Carrie Nguyen ’09 was also impressive for her clear dedication to reaching out to campus groups and helping them network with both the YCC and one another. But we felt that her proposals, such as assigning liaisons to groups to help them make their voice heard, seem inappropriate for the position of treasurer, and we wonder whether Nguyen would have been more at home running for YCC secretary. Her qualifications as co-chair of this year’s Spring Fling stood out, but in the end, we found Marks’ vision for the position of treasure more compelling.
UOFC Chair: Joshua Tan
This year’s UOFC was the cause for much complaint among students: The application was complicated and hard to fill out correctly, the group didn’t put out applications for a campuswide funding competition until late in the fall semester, and the equipment rental program needed better publicity. While all the candidates for UOFC suggested changes that, if implemented, would improve the funding available for student organizations, Joshua Tan ’09 demonstrated the best knowledge of how the UOFC works and how he could ensure it functions smoothly next year. His ideas to staff the board with more upperclassmen as opposed to just freshmen and sophomores and his focus not on raising the $600 funding cap but rather on teaching organizations how to submit successful applications so they get the full $600 are straight-forward ways to ensure a UOFC that is more effective and more accessible. Tan’s idea to create an opt-in newsletter for organizations’ treasurers is a realistic way to disseminate information on funding sources, and his idea to foster better collaboration between the CCA and UOFC — both of which offer money for campuswide activities — seems an obviously good plan.
We would encourage Tan also to work with Vidur Sehgal ’10 on implementing Sehgal’s idea of creating a written guide to the various campus funding sources open to undergraduate organizations.

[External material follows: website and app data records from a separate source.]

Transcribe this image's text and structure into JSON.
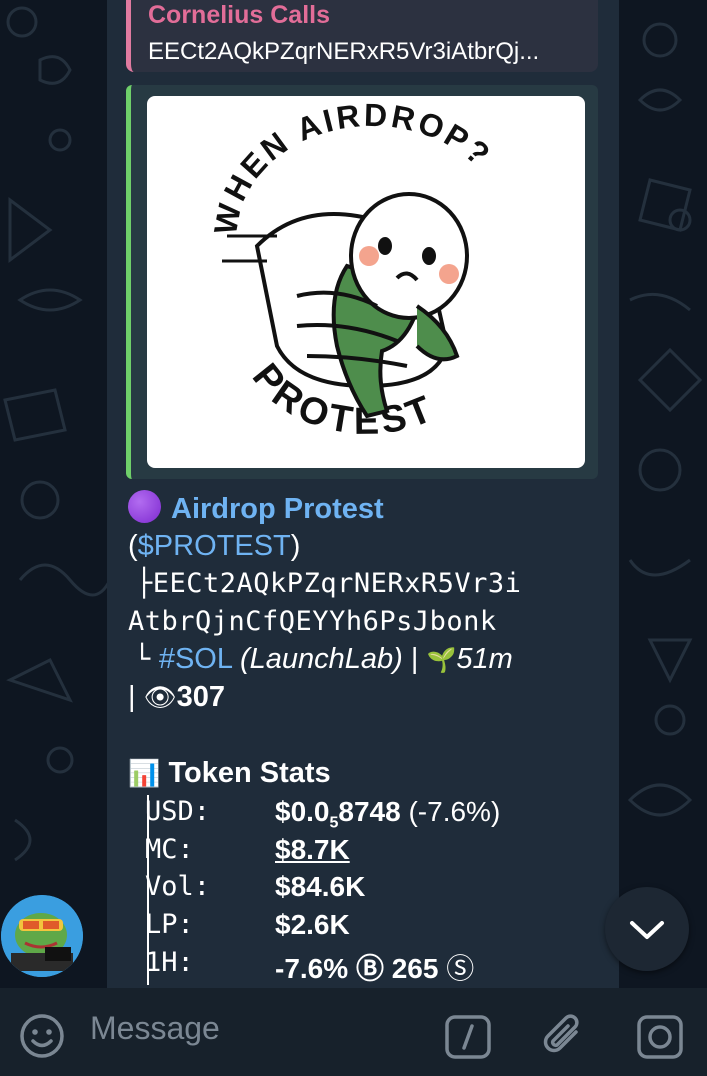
{
  "reply": {
    "sender": "Cornelius Calls",
    "text": "EECt2AQkPZqrNERxR5Vr3iAtbrQj..."
  },
  "preview": {
    "top_text": "WHEN AIRDROP?",
    "bottom_text": "PROTEST"
  },
  "message": {
    "emoji_title": "🟣",
    "token_name": "Airdrop Protest",
    "ticker_open": "(",
    "ticker": "$PROTEST",
    "ticker_close": ")",
    "address_prefix_1": "├",
    "address_line_1": "EECt2AQkPZqrNERxR5Vr3i",
    "address_line_2": "AtbrQjnCfQEYYh6PsJbonk",
    "chain_prefix": "└",
    "chain_tag": "#SOL",
    "launchpad": "(LaunchLab)",
    "separator": "|",
    "age_emoji": "🌱",
    "age": "51m",
    "views_sep": "|",
    "views_emoji": "👁",
    "views": "307",
    "stats_emoji": "📊",
    "stats_title": "Token Stats",
    "stats": [
      {
        "key": "USD:",
        "value": "$0.0",
        "sub": "5",
        "value2": "8748",
        "delta": "(-7.6%)"
      },
      {
        "key": "MC:",
        "value": "$8.7K"
      },
      {
        "key": "Vol:",
        "value": "$84.6K"
      },
      {
        "key": "LP:",
        "value": "$2.6K"
      },
      {
        "key": "1H:",
        "value": "-7.6%",
        "buy_icon": "Ⓑ",
        "count": "265",
        "sell_icon": "Ⓢ"
      }
    ]
  },
  "input": {
    "placeholder": "Message"
  },
  "icons": [
    "emoji-icon",
    "command-icon",
    "attach-icon",
    "camera-icon",
    "scroll-down-icon"
  ],
  "colors": {
    "background": "#0e1621",
    "bubble": "#1f2c3a",
    "link": "#6fb3f2",
    "reply_accent": "#e07ba0",
    "preview_accent": "#6fcf6a"
  }
}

The majority of groups that apply for funding do not succeed in securing the full $600, and we support both Tan’s and Sehgal’s concrete proposals to make more of the current system’s potential.
The News is not endorsing in the race for YSAC Chair, as one of the candidates is on the News’ editorial board.